"Husbands, love your wives, just as Christ loved the church and gave himself up for her." – Ephesians 5:25
If there is any day that a Heartbeat editorial should address the topic of love in marriage it is most certainly today…on this Valentine's Day.
Now, how did this day come to be called Valentine's Day? As you likely already know it is connected to Saint Valentine (and even called St. Valentine's Day on occasion). Saint Valentine was a 3rd century Roman Christian and church leader who was known for his ministering to Christians who had faced persecution at the hands of the Roman Empire. The records and traditions surrounding Valentine are sketchy, but there is general agreement that he was himself martyred around 270 A.D, during the reign of Claudius II. Because of the lack of clear records regarding Valentine, the Roman Catholic Church, in 1969, discontinued any liturgical veneration of him, though his name remains on its list of officially recognized saints.
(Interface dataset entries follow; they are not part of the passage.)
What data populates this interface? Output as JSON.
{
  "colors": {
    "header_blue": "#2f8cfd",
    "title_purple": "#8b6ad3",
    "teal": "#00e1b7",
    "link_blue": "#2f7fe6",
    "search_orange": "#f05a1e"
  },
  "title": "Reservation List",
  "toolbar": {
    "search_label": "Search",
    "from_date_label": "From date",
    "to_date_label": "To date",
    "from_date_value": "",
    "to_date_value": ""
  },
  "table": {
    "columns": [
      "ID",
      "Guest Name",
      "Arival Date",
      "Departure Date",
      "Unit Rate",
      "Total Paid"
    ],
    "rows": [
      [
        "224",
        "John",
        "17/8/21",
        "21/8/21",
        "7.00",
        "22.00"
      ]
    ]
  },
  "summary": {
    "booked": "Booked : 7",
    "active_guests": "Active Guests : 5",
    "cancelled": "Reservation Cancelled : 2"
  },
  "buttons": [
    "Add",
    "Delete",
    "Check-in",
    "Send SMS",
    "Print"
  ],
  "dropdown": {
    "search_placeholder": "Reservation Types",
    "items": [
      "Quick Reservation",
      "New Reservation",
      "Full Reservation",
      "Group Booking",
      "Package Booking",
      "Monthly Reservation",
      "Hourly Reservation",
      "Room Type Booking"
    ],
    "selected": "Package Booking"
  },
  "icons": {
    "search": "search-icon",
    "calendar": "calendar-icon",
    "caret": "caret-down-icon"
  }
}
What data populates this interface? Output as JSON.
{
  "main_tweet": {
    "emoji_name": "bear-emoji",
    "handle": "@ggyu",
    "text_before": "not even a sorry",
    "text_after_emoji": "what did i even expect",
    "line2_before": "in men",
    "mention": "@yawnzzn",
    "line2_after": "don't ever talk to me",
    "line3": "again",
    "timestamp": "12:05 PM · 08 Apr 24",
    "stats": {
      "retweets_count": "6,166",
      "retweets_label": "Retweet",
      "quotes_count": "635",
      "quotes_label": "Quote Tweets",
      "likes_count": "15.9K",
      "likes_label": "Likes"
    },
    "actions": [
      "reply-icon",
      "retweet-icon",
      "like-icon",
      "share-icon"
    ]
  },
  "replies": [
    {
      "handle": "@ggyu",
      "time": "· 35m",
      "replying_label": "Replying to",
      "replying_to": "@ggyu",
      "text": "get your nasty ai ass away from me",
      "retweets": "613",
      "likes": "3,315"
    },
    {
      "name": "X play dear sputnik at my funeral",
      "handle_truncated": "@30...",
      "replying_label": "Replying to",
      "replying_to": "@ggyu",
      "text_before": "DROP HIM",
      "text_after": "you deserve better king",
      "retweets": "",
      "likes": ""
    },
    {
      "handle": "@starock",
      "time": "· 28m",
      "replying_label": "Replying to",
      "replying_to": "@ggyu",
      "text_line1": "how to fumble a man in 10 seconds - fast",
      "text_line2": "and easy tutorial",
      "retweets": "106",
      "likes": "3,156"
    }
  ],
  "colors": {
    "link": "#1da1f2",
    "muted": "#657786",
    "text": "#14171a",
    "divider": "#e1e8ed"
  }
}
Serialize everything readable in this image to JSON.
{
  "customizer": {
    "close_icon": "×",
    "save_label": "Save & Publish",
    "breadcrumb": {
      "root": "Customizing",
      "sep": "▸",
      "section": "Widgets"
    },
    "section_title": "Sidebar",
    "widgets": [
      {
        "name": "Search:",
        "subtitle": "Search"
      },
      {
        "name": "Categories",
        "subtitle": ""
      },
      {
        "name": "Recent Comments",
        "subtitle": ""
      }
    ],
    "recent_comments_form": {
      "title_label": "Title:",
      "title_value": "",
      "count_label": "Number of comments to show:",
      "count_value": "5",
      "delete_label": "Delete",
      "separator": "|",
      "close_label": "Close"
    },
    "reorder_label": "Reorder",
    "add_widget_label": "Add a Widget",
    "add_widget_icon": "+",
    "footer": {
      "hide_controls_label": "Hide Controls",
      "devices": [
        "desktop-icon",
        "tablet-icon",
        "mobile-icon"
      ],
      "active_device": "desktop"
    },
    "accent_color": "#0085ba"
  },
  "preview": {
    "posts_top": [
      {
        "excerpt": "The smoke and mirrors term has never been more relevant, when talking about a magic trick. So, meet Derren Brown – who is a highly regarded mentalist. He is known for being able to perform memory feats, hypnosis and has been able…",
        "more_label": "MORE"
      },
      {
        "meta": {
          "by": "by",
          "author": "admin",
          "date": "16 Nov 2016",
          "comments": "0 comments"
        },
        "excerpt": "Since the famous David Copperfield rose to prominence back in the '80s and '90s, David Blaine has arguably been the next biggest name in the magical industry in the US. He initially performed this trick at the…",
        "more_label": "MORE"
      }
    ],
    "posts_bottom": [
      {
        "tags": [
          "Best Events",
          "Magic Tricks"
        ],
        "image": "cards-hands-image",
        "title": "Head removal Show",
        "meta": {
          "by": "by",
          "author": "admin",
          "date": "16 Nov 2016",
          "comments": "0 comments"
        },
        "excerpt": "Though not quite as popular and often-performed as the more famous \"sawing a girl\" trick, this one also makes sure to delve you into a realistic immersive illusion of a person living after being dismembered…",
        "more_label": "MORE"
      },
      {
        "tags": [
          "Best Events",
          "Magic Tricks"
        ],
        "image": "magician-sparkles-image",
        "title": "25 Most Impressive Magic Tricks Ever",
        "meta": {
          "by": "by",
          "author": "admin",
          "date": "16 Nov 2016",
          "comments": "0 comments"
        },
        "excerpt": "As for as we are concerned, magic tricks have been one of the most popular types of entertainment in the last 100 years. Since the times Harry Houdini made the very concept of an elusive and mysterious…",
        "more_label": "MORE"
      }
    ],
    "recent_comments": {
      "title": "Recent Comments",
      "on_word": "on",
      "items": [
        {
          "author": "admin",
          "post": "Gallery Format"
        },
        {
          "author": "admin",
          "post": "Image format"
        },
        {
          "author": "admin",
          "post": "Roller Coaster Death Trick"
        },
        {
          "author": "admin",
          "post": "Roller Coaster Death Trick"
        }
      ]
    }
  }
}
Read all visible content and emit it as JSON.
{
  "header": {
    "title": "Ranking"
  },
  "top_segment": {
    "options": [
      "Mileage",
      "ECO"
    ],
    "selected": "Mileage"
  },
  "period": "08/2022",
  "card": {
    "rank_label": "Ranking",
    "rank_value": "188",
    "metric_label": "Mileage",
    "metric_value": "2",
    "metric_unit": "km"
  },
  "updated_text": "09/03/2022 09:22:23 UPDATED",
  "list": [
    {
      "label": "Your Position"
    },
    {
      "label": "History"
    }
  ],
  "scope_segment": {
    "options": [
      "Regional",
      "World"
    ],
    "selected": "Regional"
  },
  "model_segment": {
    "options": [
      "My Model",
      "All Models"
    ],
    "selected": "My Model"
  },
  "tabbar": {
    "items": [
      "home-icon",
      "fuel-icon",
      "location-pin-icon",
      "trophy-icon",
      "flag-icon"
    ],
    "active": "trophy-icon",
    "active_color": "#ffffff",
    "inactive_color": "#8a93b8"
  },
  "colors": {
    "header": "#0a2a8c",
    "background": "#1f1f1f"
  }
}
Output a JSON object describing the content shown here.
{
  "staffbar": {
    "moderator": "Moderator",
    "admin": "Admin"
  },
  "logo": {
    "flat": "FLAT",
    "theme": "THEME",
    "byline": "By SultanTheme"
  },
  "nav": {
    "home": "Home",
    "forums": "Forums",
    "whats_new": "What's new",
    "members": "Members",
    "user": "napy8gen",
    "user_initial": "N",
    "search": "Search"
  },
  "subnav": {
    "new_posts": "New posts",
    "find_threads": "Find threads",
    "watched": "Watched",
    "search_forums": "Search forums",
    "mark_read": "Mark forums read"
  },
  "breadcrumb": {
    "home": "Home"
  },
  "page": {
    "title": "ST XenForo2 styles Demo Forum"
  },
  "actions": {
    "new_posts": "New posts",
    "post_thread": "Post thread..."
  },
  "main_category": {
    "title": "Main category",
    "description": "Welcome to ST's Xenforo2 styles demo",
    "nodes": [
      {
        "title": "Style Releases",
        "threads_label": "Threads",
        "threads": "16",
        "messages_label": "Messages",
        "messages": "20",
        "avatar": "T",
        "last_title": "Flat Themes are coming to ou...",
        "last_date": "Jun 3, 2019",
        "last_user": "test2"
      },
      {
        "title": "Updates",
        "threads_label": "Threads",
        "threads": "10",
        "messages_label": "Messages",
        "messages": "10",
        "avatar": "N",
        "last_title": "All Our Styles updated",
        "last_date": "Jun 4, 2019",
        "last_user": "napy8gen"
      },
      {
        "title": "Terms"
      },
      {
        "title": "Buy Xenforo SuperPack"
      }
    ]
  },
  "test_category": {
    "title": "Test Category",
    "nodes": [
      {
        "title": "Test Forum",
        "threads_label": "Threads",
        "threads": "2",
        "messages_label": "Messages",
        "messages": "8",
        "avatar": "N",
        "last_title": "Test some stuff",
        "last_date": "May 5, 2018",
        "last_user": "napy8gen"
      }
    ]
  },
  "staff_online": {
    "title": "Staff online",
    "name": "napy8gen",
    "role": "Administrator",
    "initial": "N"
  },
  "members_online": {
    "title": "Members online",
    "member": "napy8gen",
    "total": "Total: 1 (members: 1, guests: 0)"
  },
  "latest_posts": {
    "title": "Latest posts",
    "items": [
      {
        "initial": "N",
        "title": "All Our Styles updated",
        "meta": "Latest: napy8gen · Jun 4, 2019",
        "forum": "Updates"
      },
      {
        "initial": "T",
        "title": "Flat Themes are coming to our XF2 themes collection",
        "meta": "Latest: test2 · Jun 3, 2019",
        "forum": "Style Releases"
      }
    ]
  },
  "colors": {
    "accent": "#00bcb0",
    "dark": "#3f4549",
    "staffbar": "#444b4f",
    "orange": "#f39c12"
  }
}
The association of his name with love and romance may go back to a suggestion that he helped Christian couples wed. Or it may have been the English poet Geoffrey Chaucer who eternally linked Saint Valentine's Day to romance in a poem he wrote in 1375. There Chaucer wrote,
"For this was sent on Seynet Valentyne's day, when every foul cometh ther to choose his mate…"
But whatever the reason for this linking of his day in the church's calendar (February 14) with romance and love, it's here and today is the day.
As Gary Smalley wrote many years ago now, "Love is a Decision." We may think of it as a feeling…and it certainly is a feeling…but it is more than that. It is a decision. Feelings come and go. It is the decision to love – to commit oneself to another for life – that helps us survive the bumps along the way. If there are any marriages without some bumps, I have not yet learned of them. For most people I know are pretty much the same: having the best of intentions but often failing to connect with one another. If sin is described as "missing the mark" then there is plenty of sin in most marriages. But the commitment to love, the decision to love, is the glue that holds marriages together. It is that commitment that helps us see beyond the moment, beyond the argument, beyond the distance, beyond the "bad days", so as to wait for, work for, and then see the good days.
When I have overseen marriage ceremonies, I have consistently, at the ceremony's end, had the couple face the congregation, placed my hands upon their shoulders and then said, "Let us pray." In that prayer I have asked that they might be granted the greatest of blessings – that of "growing old with each other." Decisional love is what helps that happen.